*** Opening of DATA SUPPLIED ***
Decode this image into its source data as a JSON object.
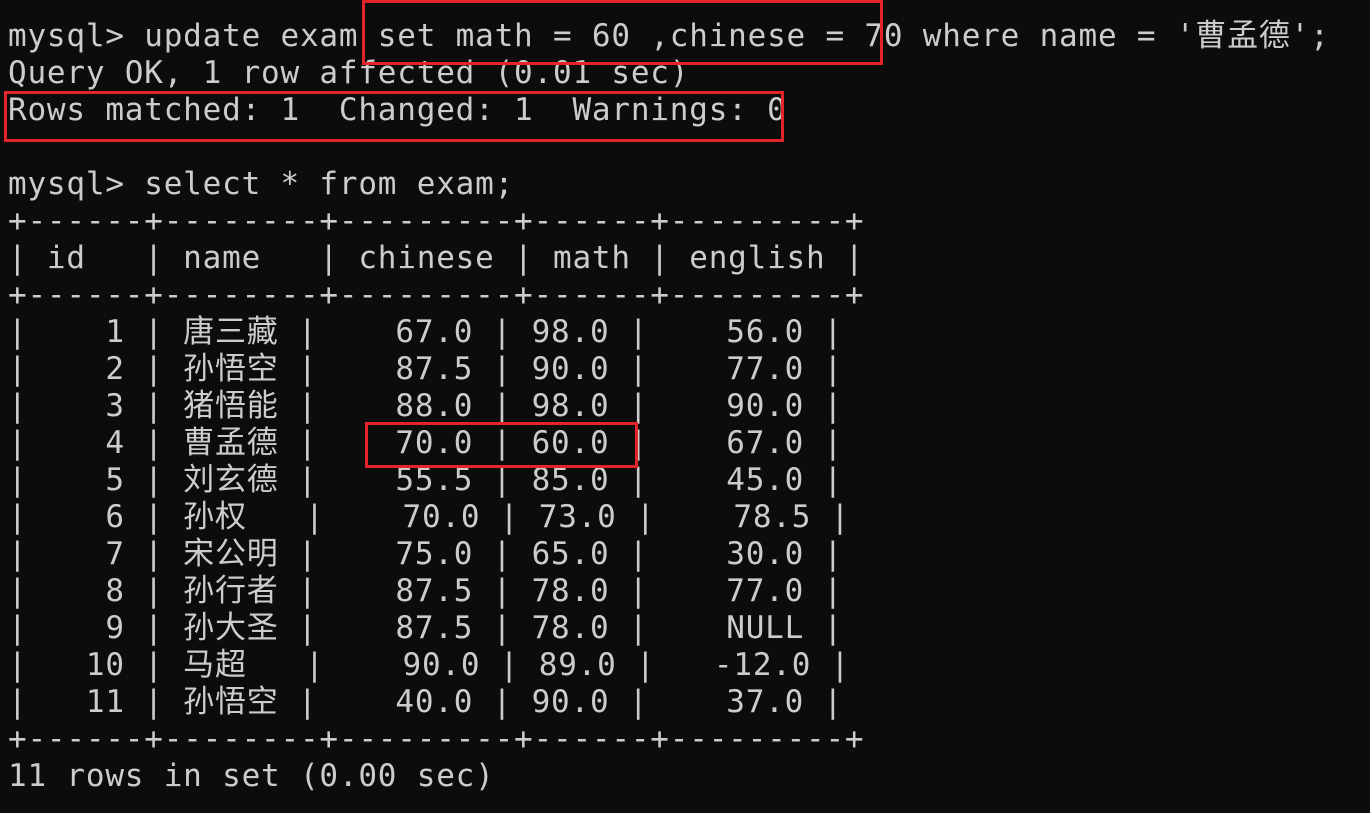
{
  "terminal": {
    "lines": [
      "mysql> update exam set math = 60 ,chinese = 70 where name = '曹孟德';",
      "Query OK, 1 row affected (0.01 sec)",
      "Rows matched: 1  Changed: 1  Warnings: 0",
      "",
      "mysql> select * from exam;",
      "+------+--------+---------+------+---------+",
      "| id   | name   | chinese | math | english |",
      "+------+--------+---------+------+---------+",
      "|    1 | 唐三藏 |    67.0 | 98.0 |    56.0 |",
      "|    2 | 孙悟空 |    87.5 | 90.0 |    77.0 |",
      "|    3 | 猪悟能 |    88.0 | 98.0 |    90.0 |",
      "|    4 | 曹孟德 |    70.0 | 60.0 |    67.0 |",
      "|    5 | 刘玄德 |    55.5 | 85.0 |    45.0 |",
      "|    6 | 孙权   |    70.0 | 73.0 |    78.5 |",
      "|    7 | 宋公明 |    75.0 | 65.0 |    30.0 |",
      "|    8 | 孙行者 |    87.5 | 78.0 |    77.0 |",
      "|    9 | 孙大圣 |    87.5 | 78.0 |    NULL |",
      "|   10 | 马超   |    90.0 | 89.0 |   -12.0 |",
      "|   11 | 孙悟空 |    40.0 | 90.0 |    37.0 |",
      "+------+--------+---------+------+---------+",
      "11 rows in set (0.00 sec)"
    ]
  },
  "highlight_color": "#e3242b"
}
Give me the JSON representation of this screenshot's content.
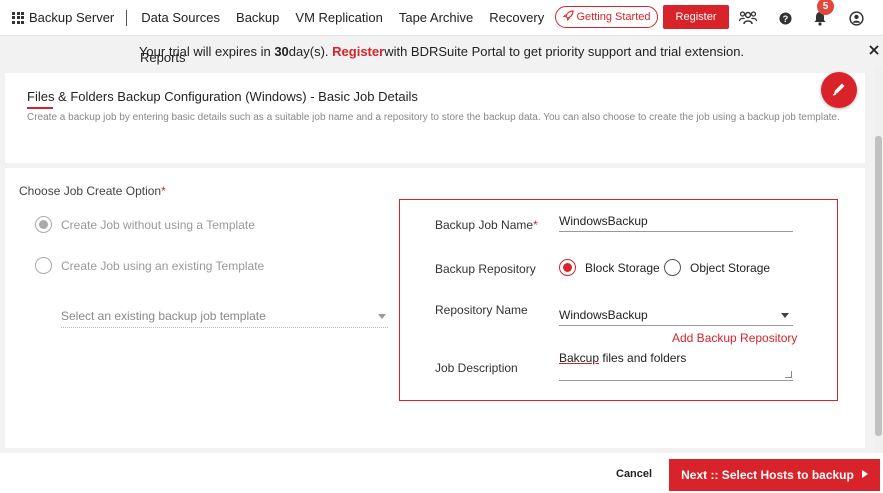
{
  "nav": {
    "brand": "Backup Server",
    "items": [
      "Data Sources",
      "Backup",
      "VM Replication",
      "Tape Archive",
      "Recovery"
    ],
    "reports": "Reports",
    "getting_started": "Getting Started",
    "register": "Register",
    "notification_count": "5"
  },
  "trial": {
    "prefix": "Your trial will expires in ",
    "days": "30",
    "middle": " day(s). ",
    "register": "Register",
    "suffix": " with BDRSuite Portal to get priority support and trial extension."
  },
  "header": {
    "title": "Files & Folders Backup Configuration (Windows) - Basic Job Details",
    "description": "Create a backup job by entering basic details such as a suitable job name and a repository to store the backup data. You can also choose to create the job using a backup job template."
  },
  "job_option": {
    "label": "Choose Job Create Option",
    "required": "*",
    "options": [
      "Create Job without using a Template",
      "Create Job using an existing Template"
    ],
    "template_placeholder": "Select an existing backup job template"
  },
  "form": {
    "job_name_label": "Backup Job Name",
    "job_name_required": "*",
    "job_name_value": "WindowsBackup",
    "repository_label": "Backup Repository",
    "repository_options": [
      "Block Storage",
      "Object Storage"
    ],
    "repo_name_label": "Repository Name",
    "repo_name_value": "WindowsBackup",
    "add_repo": "Add Backup Repository",
    "job_desc_label": "Job Description",
    "job_desc_word1": "Bakcup",
    "job_desc_rest": " files and folders"
  },
  "footer": {
    "cancel": "Cancel",
    "next": "Next :: Select Hosts to backup"
  },
  "colors": {
    "accent": "#d9232a"
  }
}
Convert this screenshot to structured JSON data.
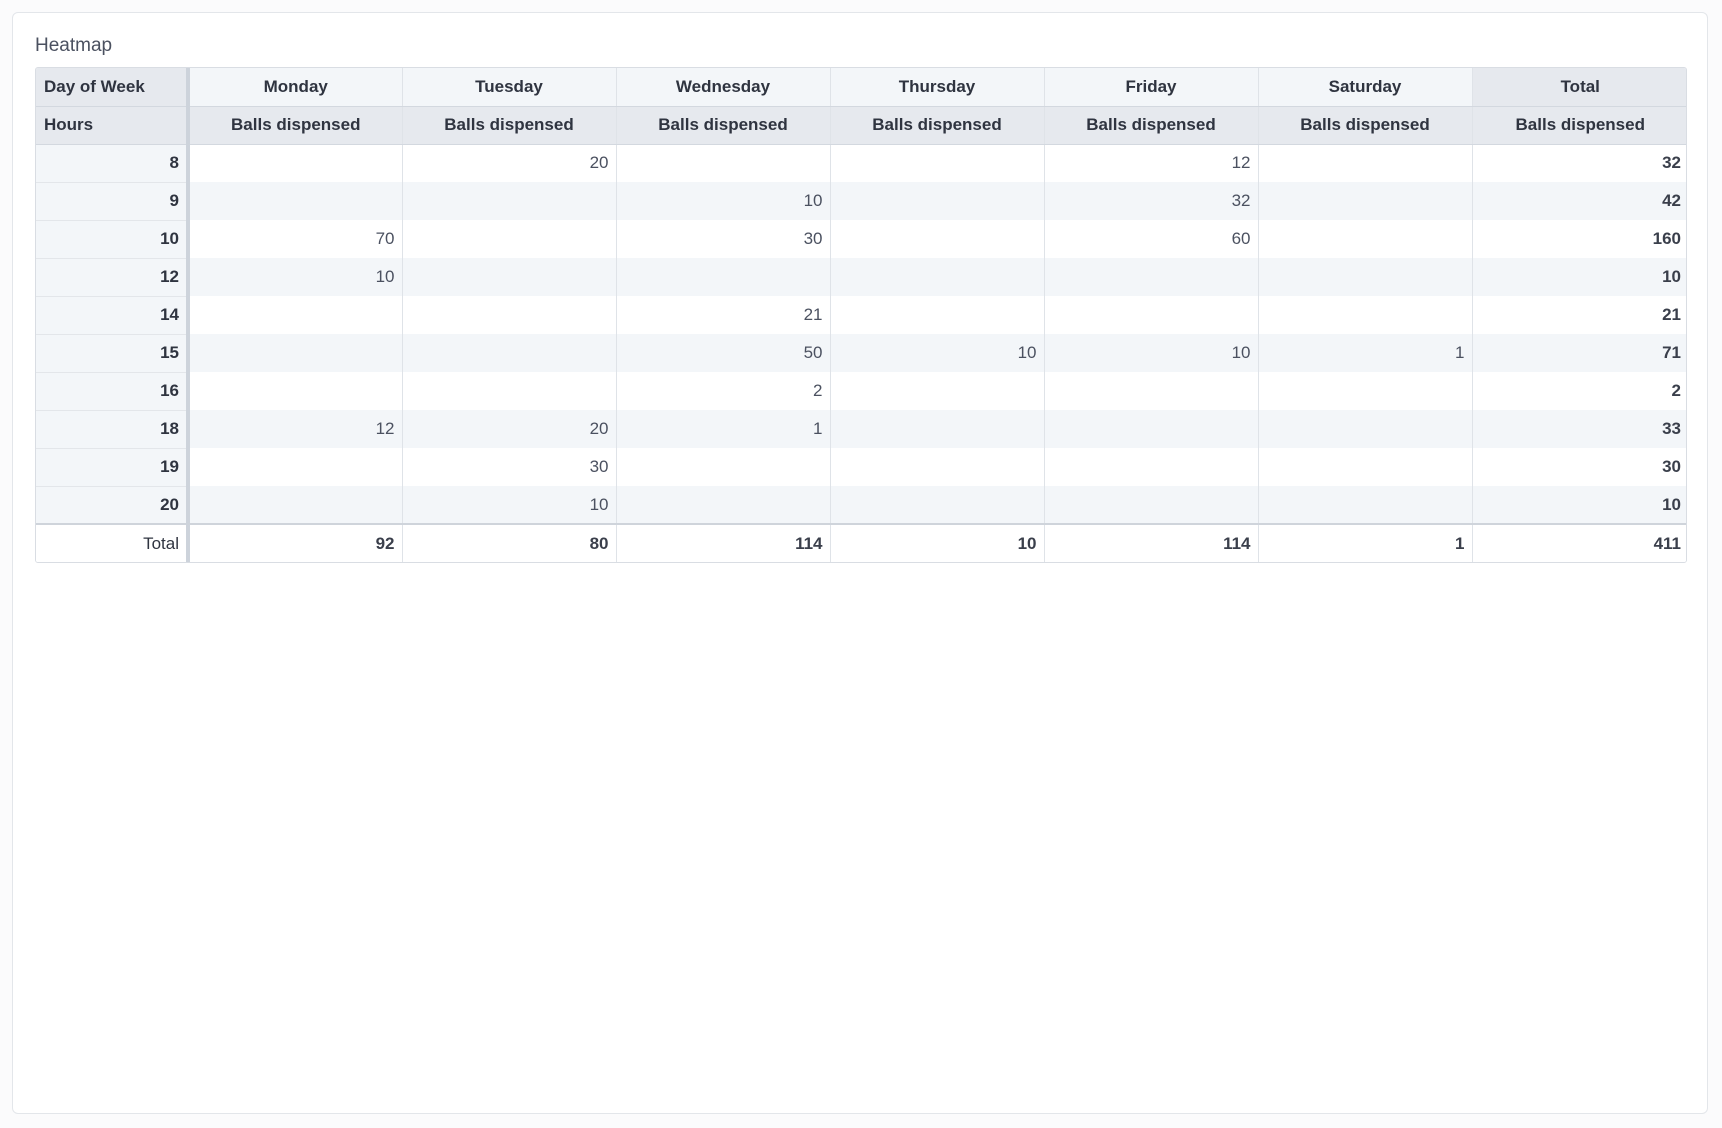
{
  "panel": {
    "title": "Heatmap"
  },
  "pivot": {
    "corner_top": "Day of Week",
    "corner_bottom": "Hours",
    "columns": [
      "Monday",
      "Tuesday",
      "Wednesday",
      "Thursday",
      "Friday",
      "Saturday",
      "Total"
    ],
    "measure": "Balls dispensed",
    "rows": [
      {
        "hour": "8",
        "cells": [
          "",
          "20",
          "",
          "",
          "12",
          "",
          "32"
        ]
      },
      {
        "hour": "9",
        "cells": [
          "",
          "",
          "10",
          "",
          "32",
          "",
          "42"
        ]
      },
      {
        "hour": "10",
        "cells": [
          "70",
          "",
          "30",
          "",
          "60",
          "",
          "160"
        ]
      },
      {
        "hour": "12",
        "cells": [
          "10",
          "",
          "",
          "",
          "",
          "",
          "10"
        ]
      },
      {
        "hour": "14",
        "cells": [
          "",
          "",
          "21",
          "",
          "",
          "",
          "21"
        ]
      },
      {
        "hour": "15",
        "cells": [
          "",
          "",
          "50",
          "10",
          "10",
          "1",
          "71"
        ]
      },
      {
        "hour": "16",
        "cells": [
          "",
          "",
          "2",
          "",
          "",
          "",
          "2"
        ]
      },
      {
        "hour": "18",
        "cells": [
          "12",
          "20",
          "1",
          "",
          "",
          "",
          "33"
        ]
      },
      {
        "hour": "19",
        "cells": [
          "",
          "30",
          "",
          "",
          "",
          "",
          "30"
        ]
      },
      {
        "hour": "20",
        "cells": [
          "",
          "10",
          "",
          "",
          "",
          "",
          "10"
        ]
      }
    ],
    "total_row": {
      "label": "Total",
      "cells": [
        "92",
        "80",
        "114",
        "10",
        "114",
        "1",
        "411"
      ]
    }
  }
}
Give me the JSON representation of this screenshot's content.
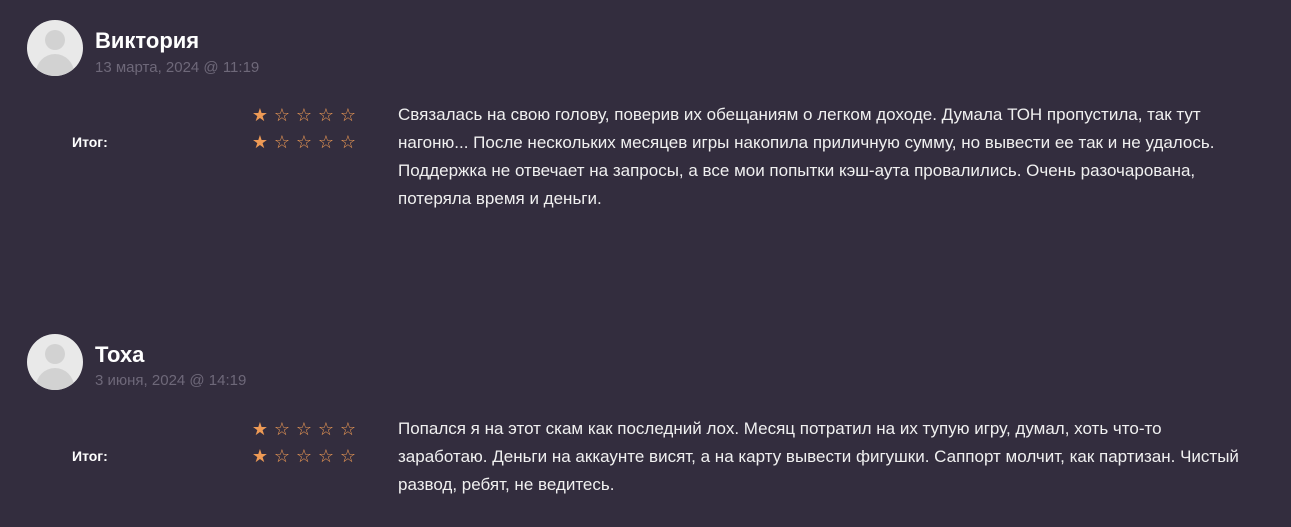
{
  "reviews": [
    {
      "author": "Виктория",
      "date": "13 марта, 2024 @ 11:19",
      "total_label": "Итог:",
      "rating_rows": [
        [
          "★",
          "☆",
          "☆",
          "☆",
          "☆"
        ],
        [
          "★",
          "☆",
          "☆",
          "☆",
          "☆"
        ]
      ],
      "text": "Связалась на свою голову, поверив их обещаниям о легком доходе. Думала ТОН пропустила, так тут нагоню... После нескольких месяцев игры накопила приличную сумму, но вывести ее так и не удалось. Поддержка не отвечает на запросы, а все мои попытки кэш-аута провалились. Очень разочарована, потеряла время и деньги."
    },
    {
      "author": "Тоха",
      "date": "3 июня, 2024 @ 14:19",
      "total_label": "Итог:",
      "rating_rows": [
        [
          "★",
          "☆",
          "☆",
          "☆",
          "☆"
        ],
        [
          "★",
          "☆",
          "☆",
          "☆",
          "☆"
        ]
      ],
      "text": "Попался я на этот скам как последний лох. Месяц потратил на их тупую игру, думал, хоть что-то заработаю. Деньги на аккаунте висят, а на карту вывести фигушки. Саппорт молчит, как партизан. Чистый развод, ребят, не ведитесь."
    }
  ],
  "colors": {
    "background": "#332d3e",
    "star": "#ee9a55",
    "date": "#6e6879"
  },
  "icons": {
    "avatar": "user-avatar-icon",
    "star_filled": "star-filled-icon",
    "star_empty": "star-empty-icon"
  }
}
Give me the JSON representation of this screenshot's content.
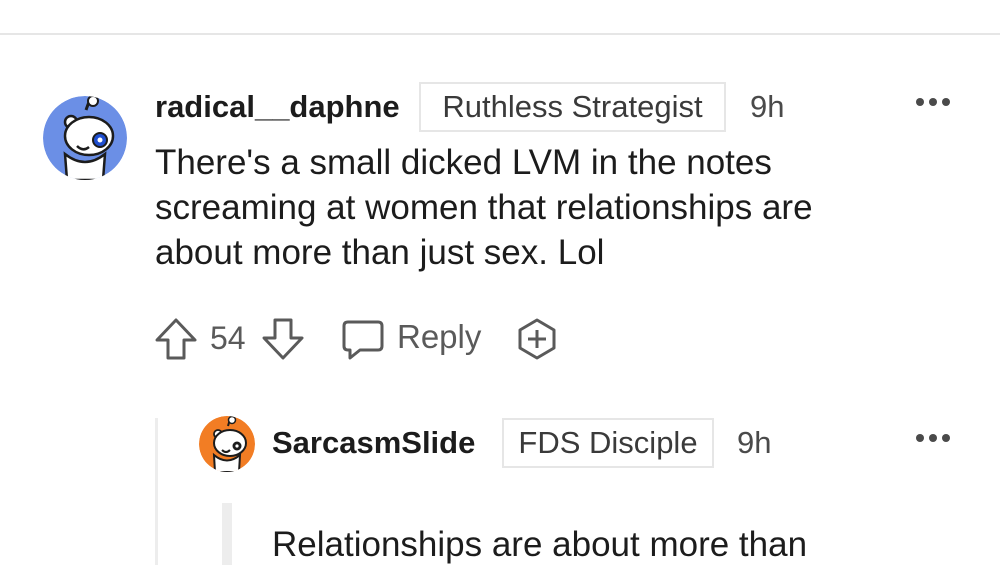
{
  "comment": {
    "username": "radical__daphne",
    "flair": "Ruthless Strategist",
    "time": "9h",
    "body_lines": [
      "There's a small dicked LVM in the notes",
      "screaming at women that relationships are",
      "about more than just sex. Lol"
    ],
    "upvotes": "54",
    "reply_label": "Reply",
    "avatar_color": "#6b8fe6"
  },
  "reply": {
    "username": "SarcasmSlide",
    "flair": "FDS Disciple",
    "time": "9h",
    "body_lines": [
      "Relationships are about more than"
    ],
    "avatar_color": "#f27d24"
  },
  "icons": {
    "more": "more-horizontal-icon",
    "upvote": "upvote-arrow-icon",
    "downvote": "downvote-arrow-icon",
    "reply": "speech-bubble-icon",
    "award": "plus-award-icon"
  }
}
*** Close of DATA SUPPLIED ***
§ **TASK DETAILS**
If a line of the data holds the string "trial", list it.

§ **RESPONSE TO THE TASK**
  "trial": {
    "prefix": "Your trial will expires in ",
    "suffix": " with BDRSuite Portal to get priority support and trial extension."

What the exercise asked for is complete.